### What to work on
What lines in the records below include the word "JSON"? Return each one.

___ Data for analysis ___

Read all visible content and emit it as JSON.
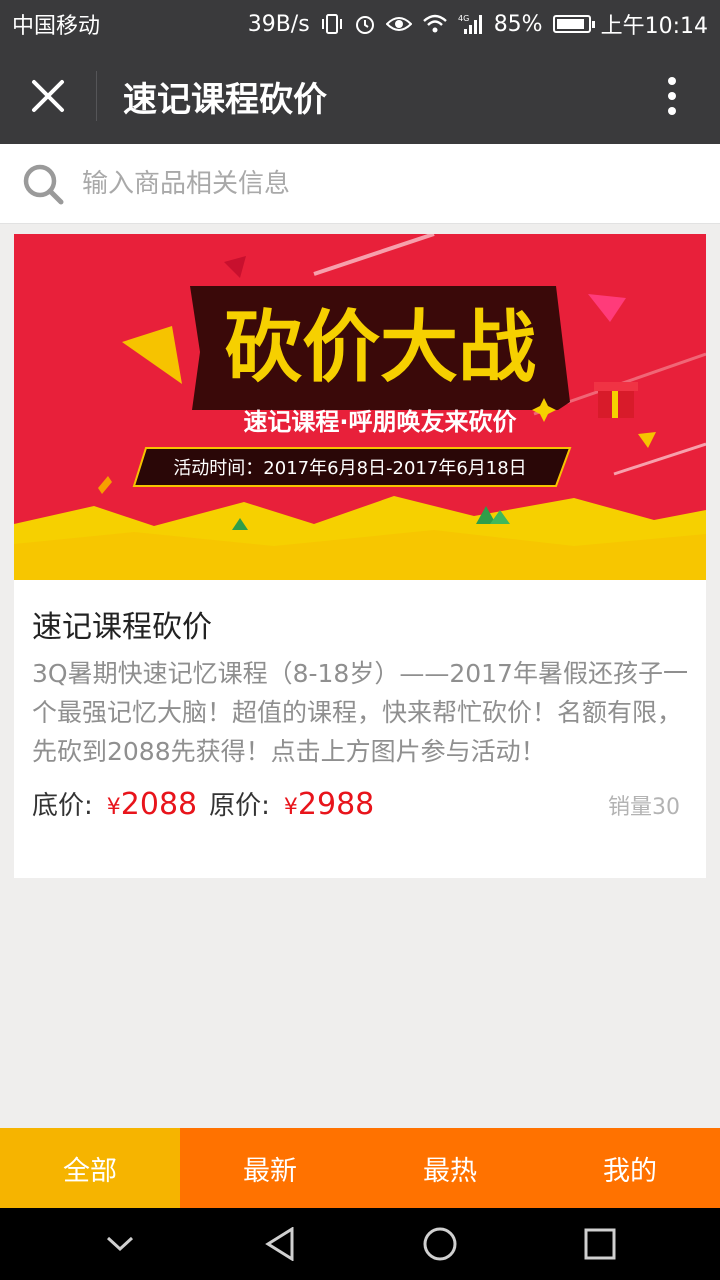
{
  "status_bar": {
    "carrier": "中国移动",
    "net_speed": "39B/s",
    "signal_type": "4G",
    "battery": "85%",
    "battery_level": 0.85,
    "time": "上午10:14"
  },
  "title_bar": {
    "title": "速记课程砍价",
    "close_icon": "close-icon",
    "more_icon": "more-vertical-icon"
  },
  "search": {
    "placeholder": "输入商品相关信息",
    "value": ""
  },
  "product": {
    "banner": {
      "headline": "砍价大战",
      "subline": "速记课程·呼朋唤友来砍价",
      "dates": "活动时间：2017年6月8日-2017年6月18日",
      "bg_color": "#e8203a",
      "accent_color": "#f6d000"
    },
    "title": "速记课程砍价",
    "description": "3Q暑期快速记忆课程（8-18岁）——2017年暑假还孩子一个最强记忆大脑！超值的课程，快来帮忙砍价！名额有限，先砍到2088先获得！点击上方图片参与活动！",
    "floor_price_label": "底价:",
    "floor_price_symbol": "¥",
    "floor_price": "2088",
    "original_price_label": "原价:",
    "original_price_symbol": "¥",
    "original_price": "2988",
    "sales": "销量30"
  },
  "tabs": [
    {
      "label": "全部",
      "active": true
    },
    {
      "label": "最新",
      "active": false
    },
    {
      "label": "最热",
      "active": false
    },
    {
      "label": "我的",
      "active": false
    }
  ],
  "colors": {
    "header_bg": "#3a3a3c",
    "tab_active": "#f6b400",
    "tab_normal": "#ff7200",
    "price": "#e8141b"
  },
  "nav_icons": [
    "chevron-down-icon",
    "back-icon",
    "home-icon",
    "recents-icon"
  ]
}
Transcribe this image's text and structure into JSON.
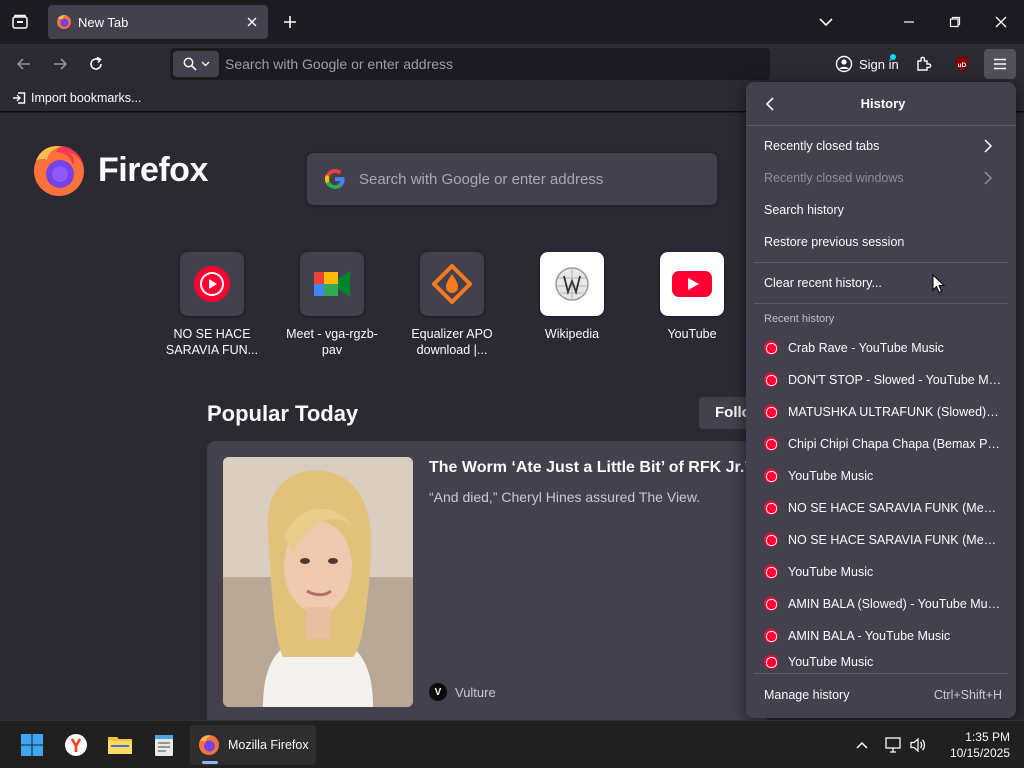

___

### Output
Read all visible content and emit it as JSON.
Transcribe this image's text and structure into JSON.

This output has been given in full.